Exercise directions:
The response must restate all of the data word for word.
Material for this task: Begin
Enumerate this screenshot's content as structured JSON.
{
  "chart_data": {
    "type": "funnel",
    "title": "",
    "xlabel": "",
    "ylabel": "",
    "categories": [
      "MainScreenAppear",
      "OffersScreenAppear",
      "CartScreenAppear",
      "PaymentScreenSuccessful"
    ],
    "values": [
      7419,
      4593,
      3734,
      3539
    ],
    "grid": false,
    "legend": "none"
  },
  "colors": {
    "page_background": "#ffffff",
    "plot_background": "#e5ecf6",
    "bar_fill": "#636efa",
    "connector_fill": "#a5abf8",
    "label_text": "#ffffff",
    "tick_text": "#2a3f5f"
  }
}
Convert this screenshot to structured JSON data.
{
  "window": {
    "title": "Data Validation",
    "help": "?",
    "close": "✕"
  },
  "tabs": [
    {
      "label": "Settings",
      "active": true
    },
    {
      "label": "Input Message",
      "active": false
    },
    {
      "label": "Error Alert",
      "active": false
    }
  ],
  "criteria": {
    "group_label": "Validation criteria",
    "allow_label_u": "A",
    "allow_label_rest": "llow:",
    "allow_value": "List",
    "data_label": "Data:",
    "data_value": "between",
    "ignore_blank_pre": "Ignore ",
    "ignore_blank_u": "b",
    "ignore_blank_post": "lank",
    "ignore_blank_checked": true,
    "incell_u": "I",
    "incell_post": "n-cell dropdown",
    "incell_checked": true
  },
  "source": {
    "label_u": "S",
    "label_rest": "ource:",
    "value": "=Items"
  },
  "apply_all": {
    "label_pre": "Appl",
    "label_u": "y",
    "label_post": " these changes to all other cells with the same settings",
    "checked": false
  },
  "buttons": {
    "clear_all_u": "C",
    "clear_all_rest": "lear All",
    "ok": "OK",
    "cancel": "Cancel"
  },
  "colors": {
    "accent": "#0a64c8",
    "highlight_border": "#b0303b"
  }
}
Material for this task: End
Written response:
Enumerate this screenshot's content as structured JSON.
{
  "chart_data": {
    "type": "funnel",
    "title": "",
    "xlabel": "",
    "ylabel": "",
    "categories": [
      "MainScreenAppear",
      "OffersScreenAppear",
      "CartScreenAppear",
      "PaymentScreenSuccessful"
    ],
    "values": [
      7419,
      4593,
      3734,
      3539
    ],
    "grid": false,
    "legend": "none"
  },
  "colors": {
    "page_background": "#ffffff",
    "plot_background": "#e5ecf6",
    "bar_fill": "#636efa",
    "connector_fill": "#a5abf8",
    "label_text": "#ffffff",
    "tick_text": "#2a3f5f"
  }
}
Convert this screenshot to structured JSON data.
{
  "window": {
    "title": "Data Validation",
    "help": "?",
    "close": "✕"
  },
  "tabs": [
    {
      "label": "Settings",
      "active": true
    },
    {
      "label": "Input Message",
      "active": false
    },
    {
      "label": "Error Alert",
      "active": false
    }
  ],
  "criteria": {
    "group_label": "Validation criteria",
    "allow_label_u": "A",
    "allow_label_rest": "llow:",
    "allow_value": "List",
    "data_label": "Data:",
    "data_value": "between",
    "ignore_blank_pre": "Ignore ",
    "ignore_blank_u": "b",
    "ignore_blank_post": "lank",
    "ignore_blank_checked": true,
    "incell_u": "I",
    "incell_post": "n-cell dropdown",
    "incell_checked": true
  },
  "source": {
    "label_u": "S",
    "label_rest": "ource:",
    "value": "=Items"
  },
  "apply_all": {
    "label_pre": "Appl",
    "label_u": "y",
    "label_post": " these changes to all other cells with the same settings",
    "checked": false
  },
  "buttons": {
    "clear_all_u": "C",
    "clear_all_rest": "lear All",
    "ok": "OK",
    "cancel": "Cancel"
  },
  "colors": {
    "accent": "#0a64c8",
    "highlight_border": "#b0303b"
  }
}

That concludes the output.